Google tweaks search to comply with E.U.
Google is rolling out changes to how it shows shopping search results across Europe to try to avoid further fines from a seven-year antitrust probe.
Slapped with a record $2.8 billion penalty in June, the Alphabet unit was also ordered by the European Commission to stop its illegal conduct and offer equal treatment to rival price-comparison sites by Sept. 28.
Beginning Wednesday, Google is offering space in an ad panel at the top of its search page to shopping-search services that can bid via an online auction for a slot to show a photo and a link to a retailer. These slots are currently sold by the company’s own Google Shopping service to retailers. The Google Shopping unit will operate independently and must bid against rivals from its own revenue.

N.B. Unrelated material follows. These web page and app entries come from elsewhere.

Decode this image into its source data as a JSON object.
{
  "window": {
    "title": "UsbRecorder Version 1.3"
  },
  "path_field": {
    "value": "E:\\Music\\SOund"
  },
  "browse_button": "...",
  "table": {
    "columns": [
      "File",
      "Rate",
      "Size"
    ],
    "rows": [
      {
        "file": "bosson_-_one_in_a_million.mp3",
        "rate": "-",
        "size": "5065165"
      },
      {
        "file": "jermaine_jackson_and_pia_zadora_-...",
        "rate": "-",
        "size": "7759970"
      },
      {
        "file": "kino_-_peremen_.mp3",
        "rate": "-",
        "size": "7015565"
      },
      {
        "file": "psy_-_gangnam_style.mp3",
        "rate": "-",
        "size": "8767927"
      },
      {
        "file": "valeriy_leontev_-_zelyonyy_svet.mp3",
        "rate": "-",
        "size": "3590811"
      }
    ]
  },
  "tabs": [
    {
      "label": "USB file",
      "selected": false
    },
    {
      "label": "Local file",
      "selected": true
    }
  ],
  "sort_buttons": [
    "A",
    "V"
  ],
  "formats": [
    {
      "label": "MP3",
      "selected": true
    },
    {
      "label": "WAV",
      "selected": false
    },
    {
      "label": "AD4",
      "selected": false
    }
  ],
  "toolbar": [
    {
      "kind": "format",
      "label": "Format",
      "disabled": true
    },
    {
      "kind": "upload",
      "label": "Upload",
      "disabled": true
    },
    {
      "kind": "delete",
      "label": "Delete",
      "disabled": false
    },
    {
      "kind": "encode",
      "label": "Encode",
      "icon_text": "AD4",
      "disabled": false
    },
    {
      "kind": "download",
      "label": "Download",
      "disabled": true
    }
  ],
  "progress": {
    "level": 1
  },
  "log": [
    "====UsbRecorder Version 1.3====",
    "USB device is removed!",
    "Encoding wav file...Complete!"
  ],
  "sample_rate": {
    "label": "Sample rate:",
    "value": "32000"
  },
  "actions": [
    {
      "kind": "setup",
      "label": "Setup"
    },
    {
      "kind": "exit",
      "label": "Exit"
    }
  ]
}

European Union Competition Commissioner Margrethe Vestager said the E.U. will “actively monitor” how Google complies with the order.

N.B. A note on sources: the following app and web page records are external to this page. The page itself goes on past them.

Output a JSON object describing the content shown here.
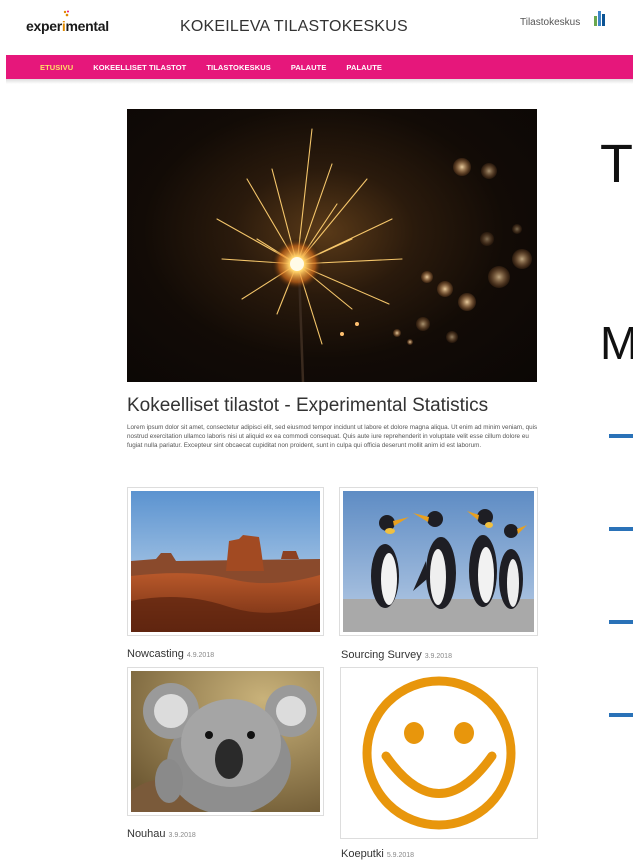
{
  "header": {
    "logo": "experimental",
    "title": "KOKEILEVA TILASTOKESKUS",
    "partner_logo": "Tilastokeskus"
  },
  "nav": {
    "items": [
      {
        "label": "ETUSIVU",
        "active": true
      },
      {
        "label": "KOKEELLISET TILASTOT",
        "active": false
      },
      {
        "label": "TILASTOKESKUS",
        "active": false
      },
      {
        "label": "PALAUTE",
        "active": false
      },
      {
        "label": "PALAUTE",
        "active": false
      }
    ]
  },
  "hero": {
    "image": "sparkler-photo",
    "title": "Kokeelliset tilastot - Experimental Statistics",
    "text": "Lorem ipsum dolor sit amet, consectetur adipisci elit, sed eiusmod tempor incidunt ut labore et dolore magna aliqua. Ut enim ad minim veniam, quis nostrud exercitation ullamco laboris nisi ut aliquid ex ea commodi consequat. Quis aute iure reprehenderit in voluptate velit esse cillum dolore eu fugiat nulla pariatur. Excepteur sint obcaecat cupiditat non proident, sunt in culpa qui officia deserunt mollit anim id est laborum."
  },
  "cards": [
    {
      "image": "desert-mesa-photo",
      "title": "Nowcasting",
      "date": "4.9.2018"
    },
    {
      "image": "penguins-photo",
      "title": "Sourcing Survey",
      "date": "3.9.2018"
    },
    {
      "image": "koala-photo",
      "title": "Nouhau",
      "date": "3.9.2018"
    },
    {
      "image": "smiley-face",
      "title": "Koeputki",
      "date": "5.9.2018"
    }
  ],
  "slide_fragment": {
    "letter_top": "T",
    "letter_mid": "M"
  },
  "colors": {
    "nav_bg": "#e6177b",
    "nav_active": "#ffe066",
    "smiley": "#e8960c",
    "slide_accent": "#2a72b8"
  }
}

— Bloomberg News
Durable-goods orders rose in August
Orders for long-lasting manufactured goods rose a modest 1.7 percent in August, reflecting a rebound in the volatile aircraft sector. A gauge of business investment was up for a second month, giving hope that a revival in manufacturing is gaining strength.
Last month’s advance in orders for durable goods followed a 6.8 percent plunge in July, the Labor Department said Wednesday. Both months were heavily influenced by swings in orders for commercial aircraft, which surged 44.8 percent in August after having plunged 71.1 percent in July.
A closely watched category that serves as a proxy for business investment gained a 0.9 percent in August after rising 1.1 percent in July. Economists believe that U.S. factory output should continue rising in coming months, reflecting a rebound in the global economy.
— Associated Press
U.S. seeks to ease rules on smaller banks
U.S. banking regulators proposed a rule Wednesday aimed at loosening regulations on capital requirements for smaller banks as part of a broader effort to make it easier for less complex financial institutions to operate.
The proposal would generally only apply to banks with less than $250 billion in assets and $10 billion in foreign exposure, and would make a series of changes to how those banks treat capital for regulatory purposes.
The Federal Reserve, the Federal Deposit Insurance Corporation and the Office of the Comptroller of the Currency all backed the move to propose new rules and solicit public comment on them.
Also in Business
Delta Air Lines is letting passengers send mobile messages free during flights beginning Sunday. The airline said Wednesday that passengers will be able to send messages using iMessage, WhatsApp and Facebook Messenger. The service will be offered through Delta’s WiFi service from broadband provider Gogo. A Delta spokeswoman said calls will still be banned, and so will SMS texts sent using cell networks, which are prohibited by federal rules.
The Securities and Exchange Commission suffered a defeat on Wednesday, as a judge said it failed to prove that private equity fund manager Lynn Tilton defrauded investors by hiding the poor performance of assets underlying three debt funds. SEC Administrative Law Judge Carol Fox Foelak dismissed the charges against Tilton, who founded New York-based Patriarch Partners and is known as the “Diva of Distressed” for taking over troubled companies.
Auto parts maker Delphi announced plans Wednesday to split itself into two companies early next year. After the spinoff, targeted to occur before April, one Delphi company, called Aptiv, will focus on electronic safety systems, autonomous cars and the electrical backbone of vehicles. The other will be named Delphi Technologies and will focus on combustion engine parts, software controls and electric vehicle components.
— From news reports
8:30 a.m.: Commerce Department releases second-quarter gross domestic product.
8:30 a.m.: Labor Department releases weekly jobless claims.
10 a.m.: Freddie Mac releases weekly mortgage rates.